Dentists in the Movies: The Characters
It’s pretty hilarious to see Hollywood’s take on jobs and careers: Not all convenience store employees are quick-witted misanthropes as Clerks would have you believe. No electrical engineer is going to build an exoskeleton out of spare parts like Tony Stark in Iron Man and most computer programmers aren’t handsome super-hackers like Hugh Jackman’s character in Swordfish. A lot of these portrayals are flattering, but dentists get the short end of the stick in nearly every movie in which they’re featured.
I decided to do a deep dive and analyze all the different types of dentists you see in the movies. For your reading pleasure, below you will find my top three all-time favorites!
The Evil Mastermind
This is by far the most common portrayal of dentists in films. These professionals invariably use their skills for an evil and often cringe-inducing purpose. They’re often seen trying to extract information out of the good guy with a large drill or using their practice as a cover for murder.
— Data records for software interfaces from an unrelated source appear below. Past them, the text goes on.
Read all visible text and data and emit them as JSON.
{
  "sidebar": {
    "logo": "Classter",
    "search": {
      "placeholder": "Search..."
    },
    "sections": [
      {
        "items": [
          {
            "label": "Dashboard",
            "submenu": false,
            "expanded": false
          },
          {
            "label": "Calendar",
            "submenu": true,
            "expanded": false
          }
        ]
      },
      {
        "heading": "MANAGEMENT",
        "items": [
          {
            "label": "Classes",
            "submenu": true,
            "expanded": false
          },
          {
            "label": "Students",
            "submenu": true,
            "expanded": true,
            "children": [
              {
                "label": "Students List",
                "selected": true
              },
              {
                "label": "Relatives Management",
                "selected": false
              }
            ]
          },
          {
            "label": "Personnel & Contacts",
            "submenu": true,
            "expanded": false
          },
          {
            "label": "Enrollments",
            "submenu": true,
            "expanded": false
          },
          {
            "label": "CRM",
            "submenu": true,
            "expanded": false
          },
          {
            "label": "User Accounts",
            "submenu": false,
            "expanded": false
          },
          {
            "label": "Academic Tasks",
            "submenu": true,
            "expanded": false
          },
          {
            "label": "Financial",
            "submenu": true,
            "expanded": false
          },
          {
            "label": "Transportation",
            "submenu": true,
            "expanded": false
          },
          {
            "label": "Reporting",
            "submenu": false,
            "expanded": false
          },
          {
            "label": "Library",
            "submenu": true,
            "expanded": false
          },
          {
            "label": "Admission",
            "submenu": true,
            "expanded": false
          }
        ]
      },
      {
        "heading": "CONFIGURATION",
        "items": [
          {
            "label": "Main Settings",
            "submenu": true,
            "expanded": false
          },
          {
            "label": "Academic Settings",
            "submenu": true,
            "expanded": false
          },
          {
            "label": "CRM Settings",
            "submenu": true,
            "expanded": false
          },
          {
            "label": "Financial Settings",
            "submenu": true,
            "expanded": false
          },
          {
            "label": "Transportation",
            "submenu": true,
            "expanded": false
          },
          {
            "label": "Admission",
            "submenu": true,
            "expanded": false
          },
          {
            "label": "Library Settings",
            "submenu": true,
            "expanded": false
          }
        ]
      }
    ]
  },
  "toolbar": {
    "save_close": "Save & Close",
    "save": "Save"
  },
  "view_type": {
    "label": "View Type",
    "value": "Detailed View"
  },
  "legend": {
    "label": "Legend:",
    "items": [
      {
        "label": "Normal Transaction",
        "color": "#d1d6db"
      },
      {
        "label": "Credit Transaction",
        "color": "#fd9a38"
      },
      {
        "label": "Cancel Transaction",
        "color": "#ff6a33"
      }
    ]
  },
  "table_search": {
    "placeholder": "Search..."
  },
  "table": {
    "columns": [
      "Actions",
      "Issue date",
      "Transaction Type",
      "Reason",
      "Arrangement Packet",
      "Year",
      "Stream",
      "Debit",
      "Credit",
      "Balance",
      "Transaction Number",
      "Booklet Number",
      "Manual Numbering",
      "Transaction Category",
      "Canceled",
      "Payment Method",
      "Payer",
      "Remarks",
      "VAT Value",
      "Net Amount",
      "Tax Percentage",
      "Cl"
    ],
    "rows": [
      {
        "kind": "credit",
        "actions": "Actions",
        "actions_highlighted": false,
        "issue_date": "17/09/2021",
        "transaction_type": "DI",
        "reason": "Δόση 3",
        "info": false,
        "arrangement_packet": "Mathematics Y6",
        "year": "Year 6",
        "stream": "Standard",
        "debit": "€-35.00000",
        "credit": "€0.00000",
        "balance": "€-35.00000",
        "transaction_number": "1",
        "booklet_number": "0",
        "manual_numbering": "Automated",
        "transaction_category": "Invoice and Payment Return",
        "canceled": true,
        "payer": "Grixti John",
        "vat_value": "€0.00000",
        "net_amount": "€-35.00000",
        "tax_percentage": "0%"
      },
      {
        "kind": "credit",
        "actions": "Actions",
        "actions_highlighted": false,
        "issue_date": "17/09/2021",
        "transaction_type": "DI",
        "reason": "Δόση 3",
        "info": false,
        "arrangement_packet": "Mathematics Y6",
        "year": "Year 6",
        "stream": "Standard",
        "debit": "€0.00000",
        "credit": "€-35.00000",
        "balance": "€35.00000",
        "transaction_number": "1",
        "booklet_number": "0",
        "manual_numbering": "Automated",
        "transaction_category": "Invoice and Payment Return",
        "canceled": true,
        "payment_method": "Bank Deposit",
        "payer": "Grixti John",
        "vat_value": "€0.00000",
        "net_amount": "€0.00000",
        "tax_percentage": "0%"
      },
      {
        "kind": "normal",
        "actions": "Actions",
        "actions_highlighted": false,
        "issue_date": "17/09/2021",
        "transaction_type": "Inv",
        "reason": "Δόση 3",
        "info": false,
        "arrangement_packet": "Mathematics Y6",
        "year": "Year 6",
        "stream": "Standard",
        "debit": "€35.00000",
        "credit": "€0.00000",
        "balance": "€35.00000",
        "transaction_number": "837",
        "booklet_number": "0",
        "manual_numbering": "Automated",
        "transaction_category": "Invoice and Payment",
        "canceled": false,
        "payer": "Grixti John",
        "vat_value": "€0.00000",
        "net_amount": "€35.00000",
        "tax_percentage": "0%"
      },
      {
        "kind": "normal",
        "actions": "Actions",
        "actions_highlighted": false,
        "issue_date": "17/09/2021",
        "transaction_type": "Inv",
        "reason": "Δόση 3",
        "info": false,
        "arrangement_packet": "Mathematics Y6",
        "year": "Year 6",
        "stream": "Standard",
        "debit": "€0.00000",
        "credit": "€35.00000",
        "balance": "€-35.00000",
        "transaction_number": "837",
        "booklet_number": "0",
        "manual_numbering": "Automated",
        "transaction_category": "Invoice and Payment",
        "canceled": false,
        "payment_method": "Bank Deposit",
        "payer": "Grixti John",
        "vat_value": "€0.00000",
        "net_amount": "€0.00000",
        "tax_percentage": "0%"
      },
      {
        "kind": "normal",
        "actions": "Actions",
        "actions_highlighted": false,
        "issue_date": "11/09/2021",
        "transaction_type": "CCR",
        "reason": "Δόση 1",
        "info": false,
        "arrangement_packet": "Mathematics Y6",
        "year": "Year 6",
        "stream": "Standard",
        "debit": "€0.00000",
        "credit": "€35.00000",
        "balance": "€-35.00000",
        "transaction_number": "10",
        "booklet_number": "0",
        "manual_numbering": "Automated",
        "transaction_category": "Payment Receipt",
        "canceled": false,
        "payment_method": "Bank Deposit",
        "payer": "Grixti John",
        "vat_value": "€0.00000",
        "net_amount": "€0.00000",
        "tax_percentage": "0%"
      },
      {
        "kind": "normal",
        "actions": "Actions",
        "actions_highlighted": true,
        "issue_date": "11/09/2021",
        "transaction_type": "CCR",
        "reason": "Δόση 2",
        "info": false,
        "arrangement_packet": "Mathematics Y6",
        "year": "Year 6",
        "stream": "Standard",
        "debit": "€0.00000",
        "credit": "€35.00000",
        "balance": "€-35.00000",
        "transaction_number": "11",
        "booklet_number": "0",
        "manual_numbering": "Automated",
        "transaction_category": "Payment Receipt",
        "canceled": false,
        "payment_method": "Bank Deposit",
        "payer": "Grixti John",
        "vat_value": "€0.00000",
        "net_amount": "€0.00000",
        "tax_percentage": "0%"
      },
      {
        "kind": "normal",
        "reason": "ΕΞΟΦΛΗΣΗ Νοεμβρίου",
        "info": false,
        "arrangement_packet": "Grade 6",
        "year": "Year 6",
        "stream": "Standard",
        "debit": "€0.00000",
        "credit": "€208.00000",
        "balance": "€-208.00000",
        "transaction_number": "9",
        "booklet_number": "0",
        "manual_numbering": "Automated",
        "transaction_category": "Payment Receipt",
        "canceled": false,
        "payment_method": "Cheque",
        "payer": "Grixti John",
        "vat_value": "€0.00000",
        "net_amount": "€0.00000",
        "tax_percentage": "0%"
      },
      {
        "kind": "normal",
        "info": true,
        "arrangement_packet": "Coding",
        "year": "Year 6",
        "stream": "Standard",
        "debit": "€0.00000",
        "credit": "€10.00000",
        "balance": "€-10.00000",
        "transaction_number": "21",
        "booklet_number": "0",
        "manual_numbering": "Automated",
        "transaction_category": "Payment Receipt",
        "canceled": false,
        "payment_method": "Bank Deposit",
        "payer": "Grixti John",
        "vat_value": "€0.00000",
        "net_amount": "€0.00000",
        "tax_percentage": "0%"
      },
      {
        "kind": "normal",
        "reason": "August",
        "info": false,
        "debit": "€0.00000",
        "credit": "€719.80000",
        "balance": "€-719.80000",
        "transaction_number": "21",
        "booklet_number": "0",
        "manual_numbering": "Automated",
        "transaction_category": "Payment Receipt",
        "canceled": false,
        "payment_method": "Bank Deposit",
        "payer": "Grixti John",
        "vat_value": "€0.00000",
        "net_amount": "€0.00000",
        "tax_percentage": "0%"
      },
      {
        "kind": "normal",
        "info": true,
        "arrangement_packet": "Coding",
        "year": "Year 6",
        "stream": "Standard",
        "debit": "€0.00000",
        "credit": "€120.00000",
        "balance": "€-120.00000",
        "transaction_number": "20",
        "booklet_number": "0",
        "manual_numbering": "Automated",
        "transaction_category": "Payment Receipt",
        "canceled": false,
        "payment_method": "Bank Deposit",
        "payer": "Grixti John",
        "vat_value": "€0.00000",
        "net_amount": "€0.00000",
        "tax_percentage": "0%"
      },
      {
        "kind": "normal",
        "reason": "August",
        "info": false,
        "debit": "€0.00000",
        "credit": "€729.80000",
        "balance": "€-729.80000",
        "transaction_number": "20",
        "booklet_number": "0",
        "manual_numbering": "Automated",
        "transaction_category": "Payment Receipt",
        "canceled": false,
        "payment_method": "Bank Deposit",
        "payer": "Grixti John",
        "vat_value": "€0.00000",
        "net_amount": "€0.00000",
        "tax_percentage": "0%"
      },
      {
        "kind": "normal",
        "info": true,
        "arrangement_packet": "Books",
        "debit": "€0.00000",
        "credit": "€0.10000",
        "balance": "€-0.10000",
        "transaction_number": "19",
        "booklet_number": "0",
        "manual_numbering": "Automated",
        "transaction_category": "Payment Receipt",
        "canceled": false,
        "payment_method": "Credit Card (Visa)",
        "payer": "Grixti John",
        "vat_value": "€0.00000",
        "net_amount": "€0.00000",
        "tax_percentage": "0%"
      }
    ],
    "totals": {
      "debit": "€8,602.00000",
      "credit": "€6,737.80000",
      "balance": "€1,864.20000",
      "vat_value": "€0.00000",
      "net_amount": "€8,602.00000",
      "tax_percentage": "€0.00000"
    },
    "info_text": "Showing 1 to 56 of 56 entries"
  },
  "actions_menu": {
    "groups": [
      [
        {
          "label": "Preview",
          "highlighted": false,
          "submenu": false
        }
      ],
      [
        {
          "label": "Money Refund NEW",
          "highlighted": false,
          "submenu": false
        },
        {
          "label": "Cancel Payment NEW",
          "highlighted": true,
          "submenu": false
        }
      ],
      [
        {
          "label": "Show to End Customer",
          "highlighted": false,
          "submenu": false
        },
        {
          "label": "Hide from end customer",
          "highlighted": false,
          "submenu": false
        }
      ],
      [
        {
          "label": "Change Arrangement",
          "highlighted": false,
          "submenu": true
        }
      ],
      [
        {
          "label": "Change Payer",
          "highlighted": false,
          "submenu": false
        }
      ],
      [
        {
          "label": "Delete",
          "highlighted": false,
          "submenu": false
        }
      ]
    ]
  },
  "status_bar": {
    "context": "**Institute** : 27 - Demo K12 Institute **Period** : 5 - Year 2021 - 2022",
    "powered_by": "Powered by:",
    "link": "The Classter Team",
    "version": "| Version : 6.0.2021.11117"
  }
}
The best example of the evil mastermind is Lawrence Olivier as Dr. Christian Szell in 1976’s Marathon Man. The former Nazi dentist, searching for a fortune in diamonds, gave Dustin Hoffman’s character a ‘checkup’ we’ll never forget. While an amazing villain, Christian Szell is responsible for an entire generation’s fear of going to the dentist’s office for even a simple cleaning, not to mention inspiring countless dentist-themed ‘slasher flicks.’ Does anyone else remember Corbin Bernsen as Dr. Alan Feinstone, the mild-mannered and successful dentist that goes on a killing spree after he catches his wife cheating on him in 1996’s The Dentist? No? I thought so.
The Sadistic ‘Bad Boy’
While evil masterminds use their dental skills as a means to a dastardly end, the sadistic ‘bad boys’ use their knowledge of dentistry as an end in itself: They just love inflicting pain on people! The sadistic bad boy doesn’t outright kill people like the evil mastermind; he maintains a successful practice and keeps a steady roster of patients that he can harm on a regular basis. Sounds like a real nice guy, right? These sadists often take their passion out of the office giving them a ‘tough guy’ persona in the films in which they appear.
Steve Martin’s character in the 1986 version of Little Shop of Horrors, Dr. Orin Scrivello, is the perfect example of our sadistic bad boy. Acting as the main villain for the first half of the movie (Rick Moranis eventually realizes that his Audrey II plant enjoys eating people way too much), Orin steals the show with his over-the-top antics. Orin wears a leather jacket and drives a motorcycle to work, like a true greaser bad boy. He even gets his own song, colorfully explaining his career choice based on his love of causing pain. It’s a lot less dark than Marathon Man or any movies with the evil mastermind dentist, but that “Dentist!” song definitely made another generation of children afraid of the dentist’s office.
The Human Being
It’s a rarity, but you can find a dentist that’s portrayed as an actual human being with no maniacal or sadistic tendencies in a movie. The normal human being is more difficult to write than the evil mastermind or the sadistic bad boy, and the character type doesn’t lend itself well to cheesy, formulaic slasher flicks. However, it’s nice to see a dentist portrayed as someone you don’t need to be terrified of once in a blue moon.
In 2005’s Thumbsucker Keanu Reeves plays the quirky and kind Dr. Perry Lyman. Thumbsucker is about as indie as an indie film can get: it’s all about coming of age, its entire soundtrack was supposed to have cover songs performed by Elliot Smith, and an intentionally low budget. If you can get past that, Reeves gives a great performance and acts as the only real support our thumb-sucking, angst-ridden teen protagonist gets throughout the film, offering up some wise life and orthodontic advice along the way.
Those are some of the more notable dentists on the silver screen. Did I leave some major characters out? Who’s your favorite on screen dental professional? Let us know!
“The Painless Pole” in M*A*S*H
He “committed” suicide due to a fear of impotence. They held a ceremonmial wake, during which they sang the theme song “Suicide is Painless”. The musical part was later used as the opening sequence for the series.
Great article Dylan! You have got me thinking now– will let you know if Ibcan remember one…..loved your 3 choices….
Alan Arkin (as the mild-mannered NY dentist); Peter Falk as his in law to be. movie= The InLaws. A must see for those that appreciate the comedies in the zany style of These two masters. Could have been scripted by the legendary Carl Reiner or Sid Caesar. In one scene, Falk leads Arkin (lab coat and all) running through the streets of NYC dodging bullets….as patient remains in operatory, mouth stuffed w impression material, cotton rolls, and various sets of tubing devices hanging out her mouth. Arkin is a riot, using his understated acting style, playing the dentist to perfection.
I enjoyed Matthew Perry’s character as the paronoid dentist, Dr. Nicholas Oseransky , in The Whole Nine Yards with Bruce Willis.